* [Exercise prompt]: In the answer, every entry must appear exactly as given.

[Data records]
┄┄┄┄┄┄

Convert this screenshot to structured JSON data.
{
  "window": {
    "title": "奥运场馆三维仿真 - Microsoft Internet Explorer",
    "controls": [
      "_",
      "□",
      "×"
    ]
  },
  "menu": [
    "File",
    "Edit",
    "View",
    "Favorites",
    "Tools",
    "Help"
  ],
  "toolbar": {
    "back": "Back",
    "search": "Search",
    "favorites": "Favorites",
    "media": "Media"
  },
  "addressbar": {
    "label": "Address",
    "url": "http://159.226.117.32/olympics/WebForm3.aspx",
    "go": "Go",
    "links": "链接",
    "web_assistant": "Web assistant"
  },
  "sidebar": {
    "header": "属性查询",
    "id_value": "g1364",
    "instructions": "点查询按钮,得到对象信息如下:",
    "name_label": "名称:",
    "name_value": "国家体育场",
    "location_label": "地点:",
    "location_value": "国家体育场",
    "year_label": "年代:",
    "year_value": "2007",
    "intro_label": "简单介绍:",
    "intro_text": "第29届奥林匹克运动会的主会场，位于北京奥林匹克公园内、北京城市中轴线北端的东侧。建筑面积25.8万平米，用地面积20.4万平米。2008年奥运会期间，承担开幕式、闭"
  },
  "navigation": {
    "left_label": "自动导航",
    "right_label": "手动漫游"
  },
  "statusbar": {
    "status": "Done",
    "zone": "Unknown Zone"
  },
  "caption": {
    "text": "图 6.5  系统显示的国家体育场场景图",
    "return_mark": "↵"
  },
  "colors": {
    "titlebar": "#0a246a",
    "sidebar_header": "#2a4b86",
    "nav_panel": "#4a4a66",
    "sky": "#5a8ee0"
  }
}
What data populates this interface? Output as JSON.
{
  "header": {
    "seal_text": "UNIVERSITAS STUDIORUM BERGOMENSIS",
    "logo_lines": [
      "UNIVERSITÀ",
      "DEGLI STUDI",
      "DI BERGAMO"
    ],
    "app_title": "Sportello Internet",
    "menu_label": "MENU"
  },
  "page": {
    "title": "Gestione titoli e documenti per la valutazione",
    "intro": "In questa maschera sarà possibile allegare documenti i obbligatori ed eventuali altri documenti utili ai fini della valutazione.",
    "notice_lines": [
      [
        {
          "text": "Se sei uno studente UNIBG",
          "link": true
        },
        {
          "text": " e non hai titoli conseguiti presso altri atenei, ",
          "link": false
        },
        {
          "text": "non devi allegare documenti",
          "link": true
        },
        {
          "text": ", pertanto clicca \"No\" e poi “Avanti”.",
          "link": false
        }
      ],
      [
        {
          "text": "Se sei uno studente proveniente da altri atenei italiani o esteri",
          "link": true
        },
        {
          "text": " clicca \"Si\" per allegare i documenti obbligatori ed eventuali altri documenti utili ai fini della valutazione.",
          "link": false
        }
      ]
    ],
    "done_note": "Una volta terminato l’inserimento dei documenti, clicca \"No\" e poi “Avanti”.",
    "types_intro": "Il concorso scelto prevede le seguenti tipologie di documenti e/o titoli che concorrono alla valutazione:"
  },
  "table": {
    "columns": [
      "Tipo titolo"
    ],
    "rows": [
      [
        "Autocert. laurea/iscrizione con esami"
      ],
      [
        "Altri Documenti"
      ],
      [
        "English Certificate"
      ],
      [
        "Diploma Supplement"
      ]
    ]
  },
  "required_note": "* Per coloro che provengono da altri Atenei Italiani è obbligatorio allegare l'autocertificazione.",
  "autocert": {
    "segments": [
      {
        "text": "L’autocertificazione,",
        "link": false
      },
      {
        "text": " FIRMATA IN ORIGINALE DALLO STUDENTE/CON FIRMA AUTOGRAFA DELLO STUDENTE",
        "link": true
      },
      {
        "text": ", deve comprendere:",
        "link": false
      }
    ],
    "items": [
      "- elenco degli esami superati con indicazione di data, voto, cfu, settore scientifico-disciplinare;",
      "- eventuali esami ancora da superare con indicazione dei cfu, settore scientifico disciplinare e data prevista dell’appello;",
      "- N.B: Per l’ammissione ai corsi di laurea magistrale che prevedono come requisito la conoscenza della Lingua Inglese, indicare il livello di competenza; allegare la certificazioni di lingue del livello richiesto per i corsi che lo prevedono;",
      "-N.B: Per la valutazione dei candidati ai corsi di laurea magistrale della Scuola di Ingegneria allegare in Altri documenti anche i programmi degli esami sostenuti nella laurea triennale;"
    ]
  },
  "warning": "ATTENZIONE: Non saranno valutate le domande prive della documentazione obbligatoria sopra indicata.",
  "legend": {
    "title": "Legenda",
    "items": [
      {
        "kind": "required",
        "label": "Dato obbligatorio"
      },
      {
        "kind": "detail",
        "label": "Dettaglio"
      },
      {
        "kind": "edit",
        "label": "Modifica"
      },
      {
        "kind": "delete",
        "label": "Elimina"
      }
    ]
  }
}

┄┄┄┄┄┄

* [Result]:
Convert this screenshot to structured JSON data.
{
  "window": {
    "title": "奥运场馆三维仿真 - Microsoft Internet Explorer",
    "controls": [
      "_",
      "□",
      "×"
    ]
  },
  "menu": [
    "File",
    "Edit",
    "View",
    "Favorites",
    "Tools",
    "Help"
  ],
  "toolbar": {
    "back": "Back",
    "search": "Search",
    "favorites": "Favorites",
    "media": "Media"
  },
  "addressbar": {
    "label": "Address",
    "url": "http://159.226.117.32/olympics/WebForm3.aspx",
    "go": "Go",
    "links": "链接",
    "web_assistant": "Web assistant"
  },
  "sidebar": {
    "header": "属性查询",
    "id_value": "g1364",
    "instructions": "点查询按钮,得到对象信息如下:",
    "name_label": "名称:",
    "name_value": "国家体育场",
    "location_label": "地点:",
    "location_value": "国家体育场",
    "year_label": "年代:",
    "year_value": "2007",
    "intro_label": "简单介绍:",
    "intro_text": "第29届奥林匹克运动会的主会场，位于北京奥林匹克公园内、北京城市中轴线北端的东侧。建筑面积25.8万平米，用地面积20.4万平米。2008年奥运会期间，承担开幕式、闭"
  },
  "navigation": {
    "left_label": "自动导航",
    "right_label": "手动漫游"
  },
  "statusbar": {
    "status": "Done",
    "zone": "Unknown Zone"
  },
  "caption": {
    "text": "图 6.5  系统显示的国家体育场场景图",
    "return_mark": "↵"
  },
  "colors": {
    "titlebar": "#0a246a",
    "sidebar_header": "#2a4b86",
    "nav_panel": "#4a4a66",
    "sky": "#5a8ee0"
  }
}
What data populates this interface? Output as JSON.
{
  "header": {
    "seal_text": "UNIVERSITAS STUDIORUM BERGOMENSIS",
    "logo_lines": [
      "UNIVERSITÀ",
      "DEGLI STUDI",
      "DI BERGAMO"
    ],
    "app_title": "Sportello Internet",
    "menu_label": "MENU"
  },
  "page": {
    "title": "Gestione titoli e documenti per la valutazione",
    "intro": "In questa maschera sarà possibile allegare documenti i obbligatori ed eventuali altri documenti utili ai fini della valutazione.",
    "notice_lines": [
      [
        {
          "text": "Se sei uno studente UNIBG",
          "link": true
        },
        {
          "text": " e non hai titoli conseguiti presso altri atenei, ",
          "link": false
        },
        {
          "text": "non devi allegare documenti",
          "link": true
        },
        {
          "text": ", pertanto clicca \"No\" e poi “Avanti”.",
          "link": false
        }
      ],
      [
        {
          "text": "Se sei uno studente proveniente da altri atenei italiani o esteri",
          "link": true
        },
        {
          "text": " clicca \"Si\" per allegare i documenti obbligatori ed eventuali altri documenti utili ai fini della valutazione.",
          "link": false
        }
      ]
    ],
    "done_note": "Una volta terminato l’inserimento dei documenti, clicca \"No\" e poi “Avanti”.",
    "types_intro": "Il concorso scelto prevede le seguenti tipologie di documenti e/o titoli che concorrono alla valutazione:"
  },
  "table": {
    "columns": [
      "Tipo titolo"
    ],
    "rows": [
      [
        "Autocert. laurea/iscrizione con esami"
      ],
      [
        "Altri Documenti"
      ],
      [
        "English Certificate"
      ],
      [
        "Diploma Supplement"
      ]
    ]
  },
  "required_note": "* Per coloro che provengono da altri Atenei Italiani è obbligatorio allegare l'autocertificazione.",
  "autocert": {
    "segments": [
      {
        "text": "L’autocertificazione,",
        "link": false
      },
      {
        "text": " FIRMATA IN ORIGINALE DALLO STUDENTE/CON FIRMA AUTOGRAFA DELLO STUDENTE",
        "link": true
      },
      {
        "text": ", deve comprendere:",
        "link": false
      }
    ],
    "items": [
      "- elenco degli esami superati con indicazione di data, voto, cfu, settore scientifico-disciplinare;",
      "- eventuali esami ancora da superare con indicazione dei cfu, settore scientifico disciplinare e data prevista dell’appello;",
      "- N.B: Per l’ammissione ai corsi di laurea magistrale che prevedono come requisito la conoscenza della Lingua Inglese, indicare il livello di competenza; allegare la certificazioni di lingue del livello richiesto per i corsi che lo prevedono;",
      "-N.B: Per la valutazione dei candidati ai corsi di laurea magistrale della Scuola di Ingegneria allegare in Altri documenti anche i programmi degli esami sostenuti nella laurea triennale;"
    ]
  },
  "warning": "ATTENZIONE: Non saranno valutate le domande prive della documentazione obbligatoria sopra indicata.",
  "legend": {
    "title": "Legenda",
    "items": [
      {
        "kind": "required",
        "label": "Dato obbligatorio"
      },
      {
        "kind": "detail",
        "label": "Dettaglio"
      },
      {
        "kind": "edit",
        "label": "Modifica"
      },
      {
        "kind": "delete",
        "label": "Elimina"
      }
    ]
  }
}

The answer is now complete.